**Exercise objective**: Within the records below, find each line with the word "call" and copy it out.

[Entries from a dataset of interfaces]
────────────────────────────────────────

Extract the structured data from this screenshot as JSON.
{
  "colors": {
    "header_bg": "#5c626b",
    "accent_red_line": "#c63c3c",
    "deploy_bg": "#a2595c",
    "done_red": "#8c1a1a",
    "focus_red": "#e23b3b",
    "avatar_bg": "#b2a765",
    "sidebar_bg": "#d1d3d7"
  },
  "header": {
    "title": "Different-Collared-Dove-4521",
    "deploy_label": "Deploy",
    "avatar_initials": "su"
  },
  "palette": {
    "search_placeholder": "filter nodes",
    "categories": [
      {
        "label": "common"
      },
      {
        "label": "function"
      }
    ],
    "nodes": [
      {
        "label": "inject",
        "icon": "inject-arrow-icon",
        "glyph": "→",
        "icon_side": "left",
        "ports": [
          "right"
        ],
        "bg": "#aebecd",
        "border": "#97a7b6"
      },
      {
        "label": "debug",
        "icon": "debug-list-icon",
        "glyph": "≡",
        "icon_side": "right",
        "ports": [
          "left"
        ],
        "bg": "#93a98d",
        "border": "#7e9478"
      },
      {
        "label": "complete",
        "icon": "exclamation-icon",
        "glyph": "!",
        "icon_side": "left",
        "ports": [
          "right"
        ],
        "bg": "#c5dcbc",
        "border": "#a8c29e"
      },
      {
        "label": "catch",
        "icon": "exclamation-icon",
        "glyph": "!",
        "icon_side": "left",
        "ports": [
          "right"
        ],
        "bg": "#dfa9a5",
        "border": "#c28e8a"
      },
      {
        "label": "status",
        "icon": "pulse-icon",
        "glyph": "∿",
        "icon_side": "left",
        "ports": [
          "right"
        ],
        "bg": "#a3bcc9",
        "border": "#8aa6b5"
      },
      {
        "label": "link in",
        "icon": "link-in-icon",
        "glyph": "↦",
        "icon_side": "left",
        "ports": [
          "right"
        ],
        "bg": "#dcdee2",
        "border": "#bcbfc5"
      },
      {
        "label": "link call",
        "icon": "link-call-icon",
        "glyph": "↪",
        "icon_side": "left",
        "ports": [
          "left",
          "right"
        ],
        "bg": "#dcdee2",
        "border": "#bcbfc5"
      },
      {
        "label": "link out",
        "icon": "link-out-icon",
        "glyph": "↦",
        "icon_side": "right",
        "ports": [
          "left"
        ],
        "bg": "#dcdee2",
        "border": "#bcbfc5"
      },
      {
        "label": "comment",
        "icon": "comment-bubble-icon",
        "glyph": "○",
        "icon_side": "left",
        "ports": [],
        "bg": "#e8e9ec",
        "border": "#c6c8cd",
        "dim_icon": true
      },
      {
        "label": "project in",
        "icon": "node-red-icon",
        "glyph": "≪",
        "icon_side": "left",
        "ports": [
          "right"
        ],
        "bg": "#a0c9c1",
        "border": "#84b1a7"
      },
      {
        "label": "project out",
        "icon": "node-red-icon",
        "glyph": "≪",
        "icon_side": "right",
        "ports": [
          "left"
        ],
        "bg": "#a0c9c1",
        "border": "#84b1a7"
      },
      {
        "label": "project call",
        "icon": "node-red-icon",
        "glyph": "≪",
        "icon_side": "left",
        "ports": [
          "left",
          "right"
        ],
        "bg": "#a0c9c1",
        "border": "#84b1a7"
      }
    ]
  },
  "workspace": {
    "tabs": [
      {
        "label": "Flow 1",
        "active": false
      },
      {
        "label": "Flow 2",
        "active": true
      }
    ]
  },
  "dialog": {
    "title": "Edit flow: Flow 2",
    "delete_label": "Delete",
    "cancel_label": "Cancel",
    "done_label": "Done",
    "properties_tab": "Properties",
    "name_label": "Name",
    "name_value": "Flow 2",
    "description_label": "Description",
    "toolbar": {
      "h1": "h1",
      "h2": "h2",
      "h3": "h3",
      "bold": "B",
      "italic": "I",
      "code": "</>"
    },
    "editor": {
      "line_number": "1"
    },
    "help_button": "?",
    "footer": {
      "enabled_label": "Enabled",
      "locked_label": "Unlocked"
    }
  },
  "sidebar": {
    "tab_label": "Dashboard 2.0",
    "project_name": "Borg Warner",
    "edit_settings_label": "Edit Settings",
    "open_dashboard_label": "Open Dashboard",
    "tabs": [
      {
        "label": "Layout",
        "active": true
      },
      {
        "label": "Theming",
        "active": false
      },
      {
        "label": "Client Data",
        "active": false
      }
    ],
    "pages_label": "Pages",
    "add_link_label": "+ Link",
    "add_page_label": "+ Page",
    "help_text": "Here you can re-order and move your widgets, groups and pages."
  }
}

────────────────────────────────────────

**Expected answer**:
        "label": "link call",
        "icon": "link-call-icon",
        "label": "project call",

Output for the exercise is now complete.